Your goal → Go through the data and copy every line in which "number" appears.

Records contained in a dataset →
┄┄┄┄┄┄┄┄┄┄┄┄┄┄┄┄┄┄┄┄

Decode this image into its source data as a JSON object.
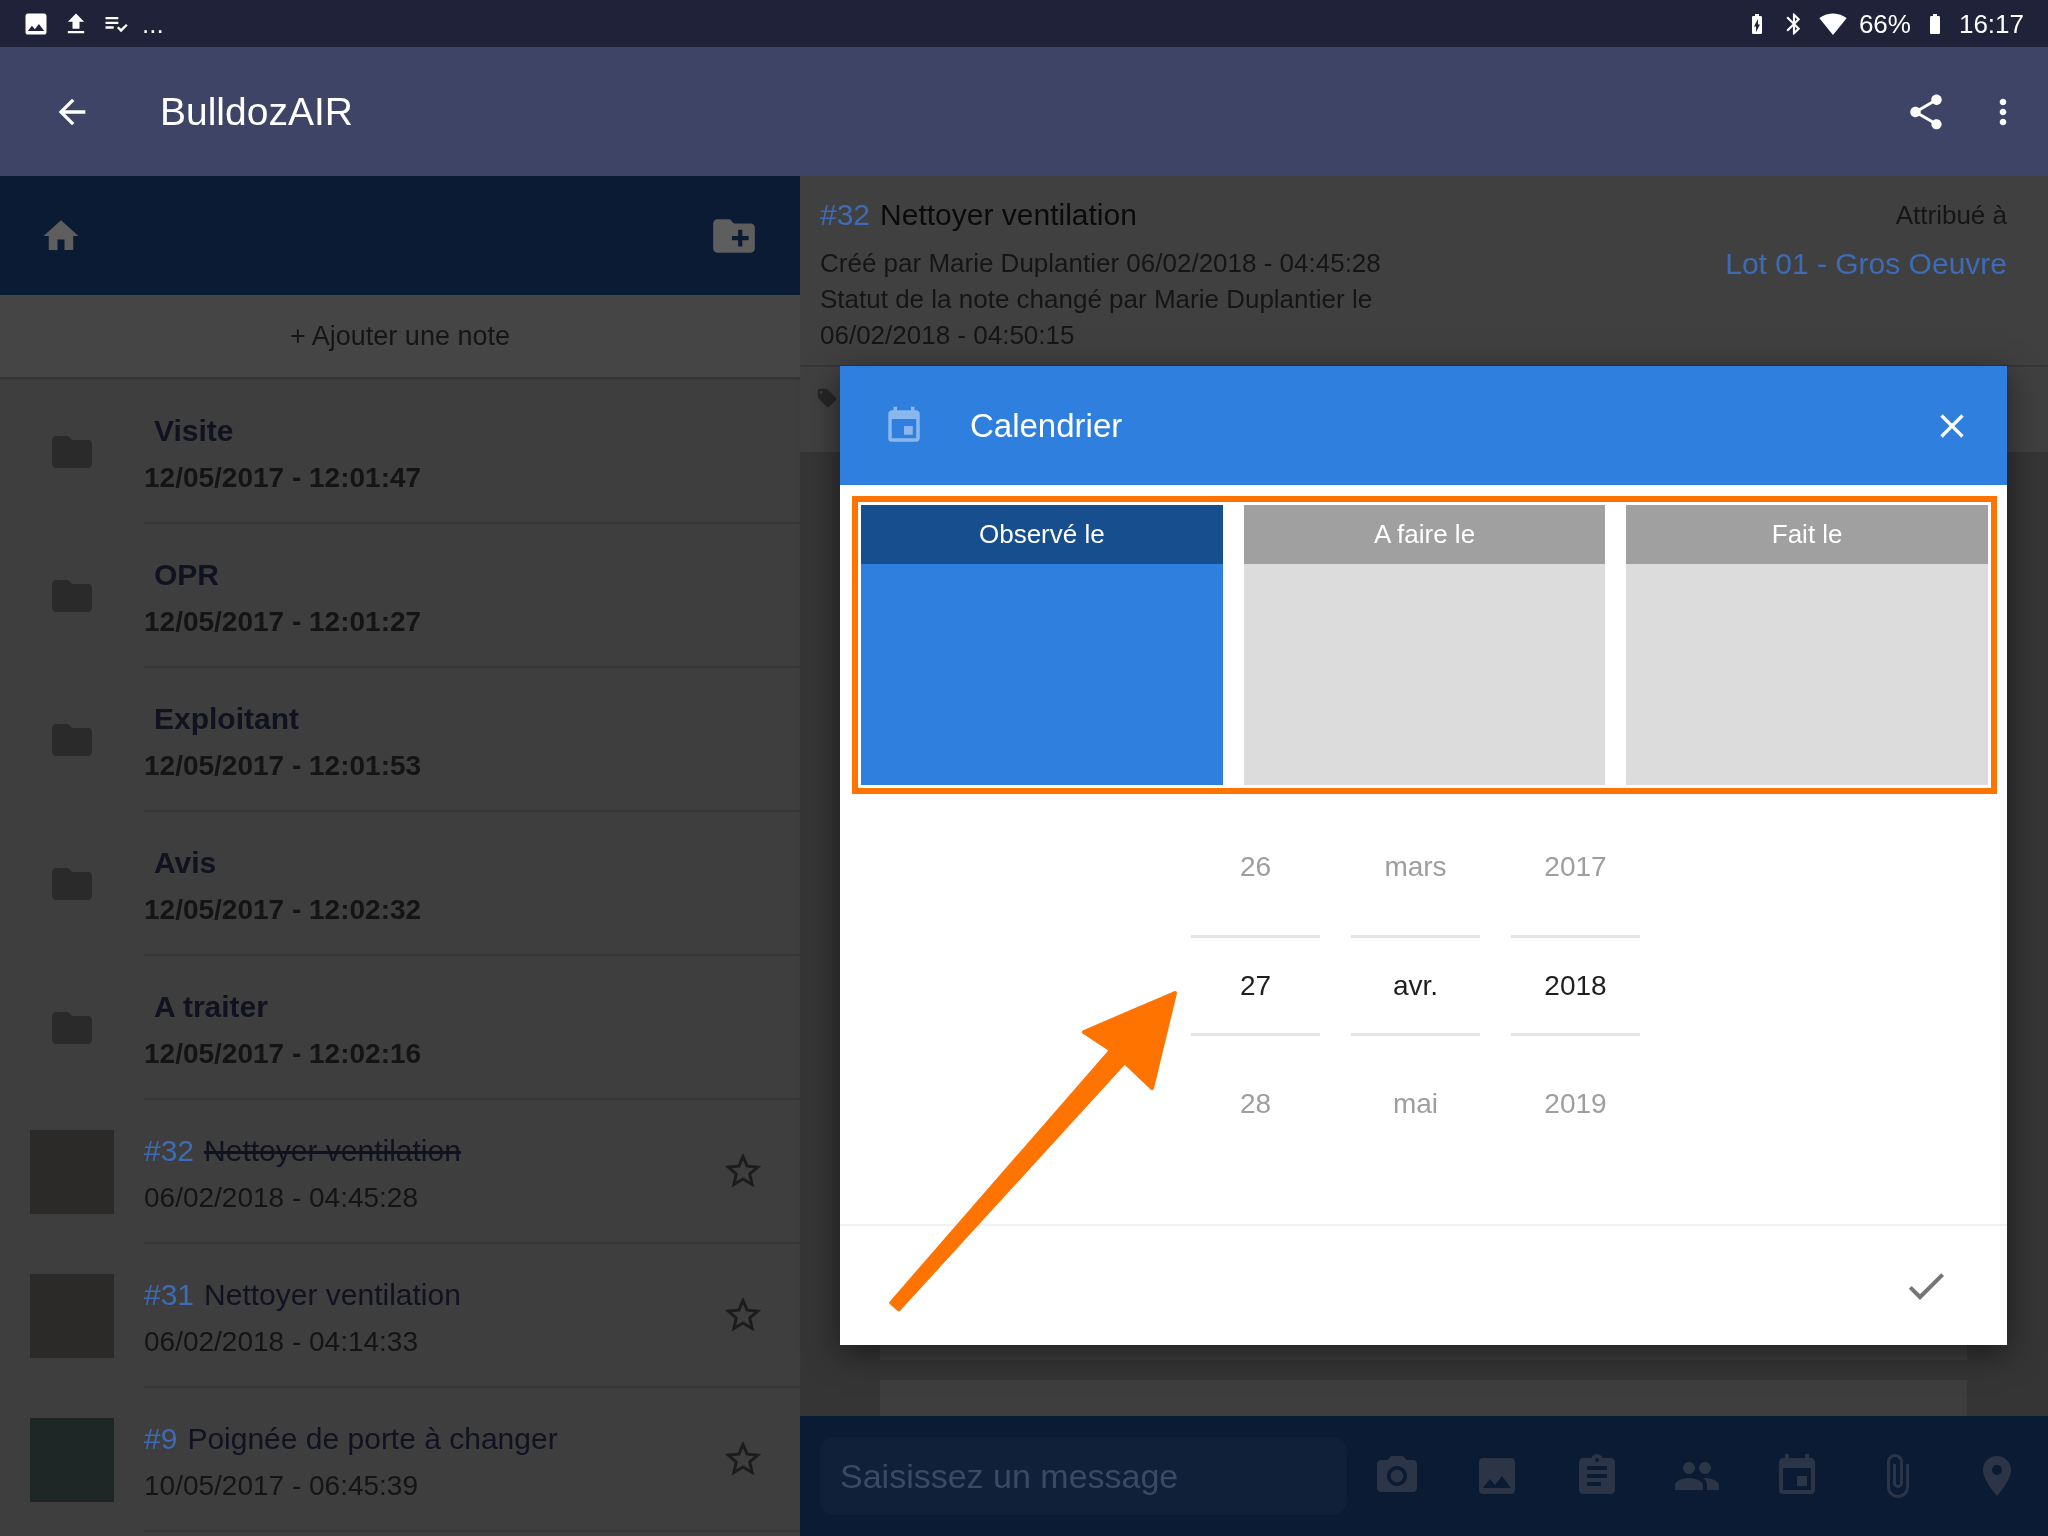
{
  "status_bar": {
    "overflow": "...",
    "battery": "66%",
    "time": "16:17"
  },
  "app_bar": {
    "title": "BulldozAIR"
  },
  "sidebar": {
    "add_note": "+ Ajouter une note",
    "items": [
      {
        "kind": "folder",
        "title": "Visite",
        "date": "12/05/2017 - 12:01:47"
      },
      {
        "kind": "folder",
        "title": "OPR",
        "date": "12/05/2017 - 12:01:27"
      },
      {
        "kind": "folder",
        "title": "Exploitant",
        "date": "12/05/2017 - 12:01:53"
      },
      {
        "kind": "folder",
        "title": "Avis",
        "date": "12/05/2017 - 12:02:32"
      },
      {
        "kind": "folder",
        "title": "A traiter",
        "date": "12/05/2017 - 12:02:16"
      },
      {
        "kind": "note",
        "number": "#32",
        "title": "Nettoyer ventilation",
        "date": "06/02/2018 - 04:45:28",
        "done": true,
        "starred": false
      },
      {
        "kind": "note",
        "number": "#31",
        "title": "Nettoyer ventilation",
        "date": "06/02/2018 - 04:14:33",
        "done": false,
        "starred": false
      },
      {
        "kind": "note",
        "number": "#9",
        "title": "Poignée de porte à changer",
        "date": "10/05/2017 - 06:45:39",
        "done": false,
        "starred": false
      }
    ]
  },
  "note": {
    "number": "#32",
    "title": "Nettoyer ventilation",
    "created": "Créé par Marie Duplantier 06/02/2018 - 04:45:28",
    "status_change": "Statut de la note changé par Marie Duplantier le 06/02/2018 - 04:50:15",
    "assigned_label": "Attribué à",
    "assigned_to": "Lot 01 - Gros Oeuvre"
  },
  "composer": {
    "placeholder": "Saisissez un message"
  },
  "dialog": {
    "title": "Calendrier",
    "tabs": [
      {
        "label": "Observé le",
        "selected": true
      },
      {
        "label": "A faire le",
        "selected": false
      },
      {
        "label": "Fait le",
        "selected": false
      }
    ],
    "picker": {
      "columns": [
        {
          "items": [
            {
              "text": "26",
              "selected": false
            },
            {
              "text": "27",
              "selected": true
            },
            {
              "text": "28",
              "selected": false
            }
          ]
        },
        {
          "items": [
            {
              "text": "mars",
              "selected": false
            },
            {
              "text": "avr.",
              "selected": true
            },
            {
              "text": "mai",
              "selected": false
            }
          ]
        },
        {
          "items": [
            {
              "text": "2017",
              "selected": false
            },
            {
              "text": "2018",
              "selected": true
            },
            {
              "text": "2019",
              "selected": false
            }
          ]
        }
      ]
    }
  }
}
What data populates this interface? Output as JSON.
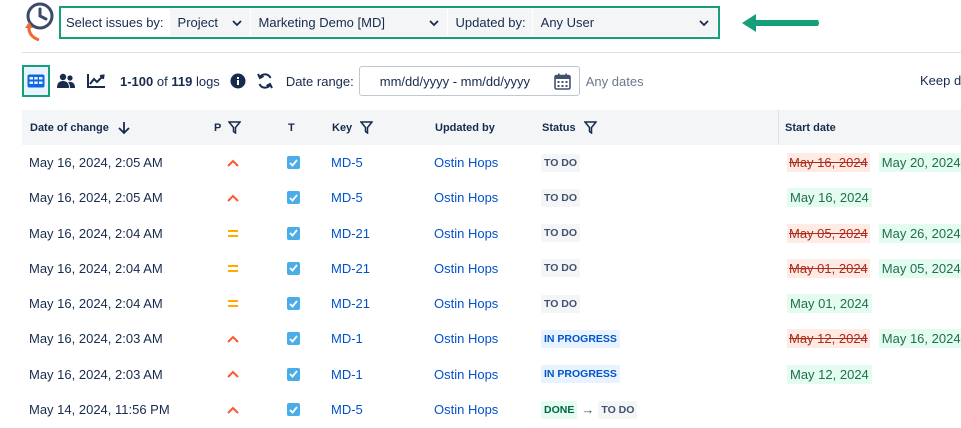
{
  "filter": {
    "select_by_label": "Select issues by:",
    "select_by_value": "Project",
    "project_value": "Marketing Demo [MD]",
    "updated_by_label": "Updated by:",
    "updated_by_value": "Any User"
  },
  "toolbar": {
    "range": "1-100",
    "of": "of",
    "total": "119",
    "logs": "logs",
    "date_range_label": "Date range:",
    "date_placeholder": "mm/dd/yyyy - mm/dd/yyyy",
    "any_dates": "Any dates",
    "keep_text": "Keep d"
  },
  "table": {
    "headers": {
      "date_of_change": "Date of change",
      "p": "P",
      "t": "T",
      "key": "Key",
      "updated_by": "Updated by",
      "status": "Status",
      "start_date": "Start date"
    },
    "rows": [
      {
        "date": "May 16, 2024, 2:05 AM",
        "priority": "high",
        "key": "MD-5",
        "user": "Ostin Hops",
        "status": [
          "TO DO"
        ],
        "status_type": [
          "todo"
        ],
        "start_old": "May 16, 2024",
        "start_new": "May 20, 2024"
      },
      {
        "date": "May 16, 2024, 2:05 AM",
        "priority": "high",
        "key": "MD-5",
        "user": "Ostin Hops",
        "status": [
          "TO DO"
        ],
        "status_type": [
          "todo"
        ],
        "start_old": "",
        "start_new": "May 16, 2024"
      },
      {
        "date": "May 16, 2024, 2:04 AM",
        "priority": "medium",
        "key": "MD-21",
        "user": "Ostin Hops",
        "status": [
          "TO DO"
        ],
        "status_type": [
          "todo"
        ],
        "start_old": "May 05, 2024",
        "start_new": "May 26, 2024"
      },
      {
        "date": "May 16, 2024, 2:04 AM",
        "priority": "medium",
        "key": "MD-21",
        "user": "Ostin Hops",
        "status": [
          "TO DO"
        ],
        "status_type": [
          "todo"
        ],
        "start_old": "May 01, 2024",
        "start_new": "May 05, 2024"
      },
      {
        "date": "May 16, 2024, 2:04 AM",
        "priority": "medium",
        "key": "MD-21",
        "user": "Ostin Hops",
        "status": [
          "TO DO"
        ],
        "status_type": [
          "todo"
        ],
        "start_old": "",
        "start_new": "May 01, 2024"
      },
      {
        "date": "May 16, 2024, 2:03 AM",
        "priority": "high",
        "key": "MD-1",
        "user": "Ostin Hops",
        "status": [
          "IN PROGRESS"
        ],
        "status_type": [
          "prog"
        ],
        "start_old": "May 12, 2024",
        "start_new": "May 16, 2024"
      },
      {
        "date": "May 16, 2024, 2:03 AM",
        "priority": "high",
        "key": "MD-1",
        "user": "Ostin Hops",
        "status": [
          "IN PROGRESS"
        ],
        "status_type": [
          "prog"
        ],
        "start_old": "",
        "start_new": "May 12, 2024"
      },
      {
        "date": "May 14, 2024, 11:56 PM",
        "priority": "high",
        "key": "MD-5",
        "user": "Ostin Hops",
        "status": [
          "DONE",
          "TO DO"
        ],
        "status_type": [
          "done",
          "todo"
        ],
        "start_old": "",
        "start_new": ""
      }
    ]
  },
  "colors": {
    "accent_green": "#15a07a",
    "link_blue": "#0052cc",
    "priority_high": "#ff5630",
    "priority_medium": "#ffab00",
    "checkbox_blue": "#4bade8"
  },
  "icons": {
    "logo": "history-clock-icon",
    "view_table": "table-grid-icon",
    "view_users": "users-icon",
    "view_chart": "trend-chart-icon",
    "info": "info-icon",
    "sync": "sync-icon",
    "calendar": "calendar-icon",
    "filter": "filter-icon",
    "sort": "arrow-down-icon"
  }
}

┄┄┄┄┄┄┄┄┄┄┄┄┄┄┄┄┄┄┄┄

Solution to the exercise →
        "number": "#32",
        "number": "#31",
        "number": "#9",
    "number": "#32",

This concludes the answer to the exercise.